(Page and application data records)
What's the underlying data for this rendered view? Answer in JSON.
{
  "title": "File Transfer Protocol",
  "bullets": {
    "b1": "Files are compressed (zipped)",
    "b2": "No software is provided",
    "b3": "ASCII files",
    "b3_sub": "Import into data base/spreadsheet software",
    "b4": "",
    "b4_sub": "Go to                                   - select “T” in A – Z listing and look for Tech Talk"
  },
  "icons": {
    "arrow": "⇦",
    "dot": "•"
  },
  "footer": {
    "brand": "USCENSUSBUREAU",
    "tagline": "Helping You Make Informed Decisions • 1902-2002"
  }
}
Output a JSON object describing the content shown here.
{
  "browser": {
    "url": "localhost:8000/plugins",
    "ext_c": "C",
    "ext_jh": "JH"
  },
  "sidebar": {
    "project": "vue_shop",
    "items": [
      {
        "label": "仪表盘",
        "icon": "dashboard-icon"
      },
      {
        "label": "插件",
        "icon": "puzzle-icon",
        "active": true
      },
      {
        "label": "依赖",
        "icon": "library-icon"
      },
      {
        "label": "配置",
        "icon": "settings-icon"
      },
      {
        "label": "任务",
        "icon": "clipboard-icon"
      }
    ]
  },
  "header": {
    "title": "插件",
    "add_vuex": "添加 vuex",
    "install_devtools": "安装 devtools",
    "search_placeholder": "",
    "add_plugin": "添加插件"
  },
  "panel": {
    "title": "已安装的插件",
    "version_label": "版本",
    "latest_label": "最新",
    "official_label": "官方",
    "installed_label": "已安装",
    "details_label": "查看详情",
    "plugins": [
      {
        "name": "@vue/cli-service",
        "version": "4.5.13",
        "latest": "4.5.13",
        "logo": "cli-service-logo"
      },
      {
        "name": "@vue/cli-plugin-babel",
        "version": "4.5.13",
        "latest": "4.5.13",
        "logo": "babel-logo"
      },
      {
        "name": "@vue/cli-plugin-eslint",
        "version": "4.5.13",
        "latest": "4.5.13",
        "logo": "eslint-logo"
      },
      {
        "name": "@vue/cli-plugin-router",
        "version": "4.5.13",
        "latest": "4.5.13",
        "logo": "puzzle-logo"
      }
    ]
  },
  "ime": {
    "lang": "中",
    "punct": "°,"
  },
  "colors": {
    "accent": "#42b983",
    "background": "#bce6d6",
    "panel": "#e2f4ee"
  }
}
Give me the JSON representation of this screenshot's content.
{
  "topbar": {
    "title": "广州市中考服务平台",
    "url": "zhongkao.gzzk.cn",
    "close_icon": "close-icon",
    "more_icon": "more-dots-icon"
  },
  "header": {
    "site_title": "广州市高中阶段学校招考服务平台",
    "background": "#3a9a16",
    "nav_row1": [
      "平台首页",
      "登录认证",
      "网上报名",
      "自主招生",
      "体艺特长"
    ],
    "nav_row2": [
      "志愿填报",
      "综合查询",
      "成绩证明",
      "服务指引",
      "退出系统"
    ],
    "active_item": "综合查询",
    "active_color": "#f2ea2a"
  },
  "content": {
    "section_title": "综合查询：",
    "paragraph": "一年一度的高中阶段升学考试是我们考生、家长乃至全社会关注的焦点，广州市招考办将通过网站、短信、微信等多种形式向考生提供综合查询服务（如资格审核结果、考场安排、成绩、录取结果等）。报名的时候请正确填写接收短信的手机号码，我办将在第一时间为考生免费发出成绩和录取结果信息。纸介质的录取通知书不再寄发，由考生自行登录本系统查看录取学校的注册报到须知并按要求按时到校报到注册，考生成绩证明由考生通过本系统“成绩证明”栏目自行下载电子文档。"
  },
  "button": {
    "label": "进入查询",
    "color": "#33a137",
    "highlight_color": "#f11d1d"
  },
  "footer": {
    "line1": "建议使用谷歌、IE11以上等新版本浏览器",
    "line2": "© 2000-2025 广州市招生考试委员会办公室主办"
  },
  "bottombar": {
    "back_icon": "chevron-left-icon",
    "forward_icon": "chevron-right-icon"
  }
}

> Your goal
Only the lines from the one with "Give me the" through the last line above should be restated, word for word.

> Answer for the task
Give me the JSON representation of this screenshot's content.
{
  "topbar": {
    "title": "广州市中考服务平台",
    "url": "zhongkao.gzzk.cn",
    "close_icon": "close-icon",
    "more_icon": "more-dots-icon"
  },
  "header": {
    "site_title": "广州市高中阶段学校招考服务平台",
    "background": "#3a9a16",
    "nav_row1": [
      "平台首页",
      "登录认证",
      "网上报名",
      "自主招生",
      "体艺特长"
    ],
    "nav_row2": [
      "志愿填报",
      "综合查询",
      "成绩证明",
      "服务指引",
      "退出系统"
    ],
    "active_item": "综合查询",
    "active_color": "#f2ea2a"
  },
  "content": {
    "section_title": "综合查询：",
    "paragraph": "一年一度的高中阶段升学考试是我们考生、家长乃至全社会关注的焦点，广州市招考办将通过网站、短信、微信等多种形式向考生提供综合查询服务（如资格审核结果、考场安排、成绩、录取结果等）。报名的时候请正确填写接收短信的手机号码，我办将在第一时间为考生免费发出成绩和录取结果信息。纸介质的录取通知书不再寄发，由考生自行登录本系统查看录取学校的注册报到须知并按要求按时到校报到注册，考生成绩证明由考生通过本系统“成绩证明”栏目自行下载电子文档。"
  },
  "button": {
    "label": "进入查询",
    "color": "#33a137",
    "highlight_color": "#f11d1d"
  },
  "footer": {
    "line1": "建议使用谷歌、IE11以上等新版本浏览器",
    "line2": "© 2000-2025 广州市招生考试委员会办公室主办"
  },
  "bottombar": {
    "back_icon": "chevron-left-icon",
    "forward_icon": "chevron-right-icon"
  }
}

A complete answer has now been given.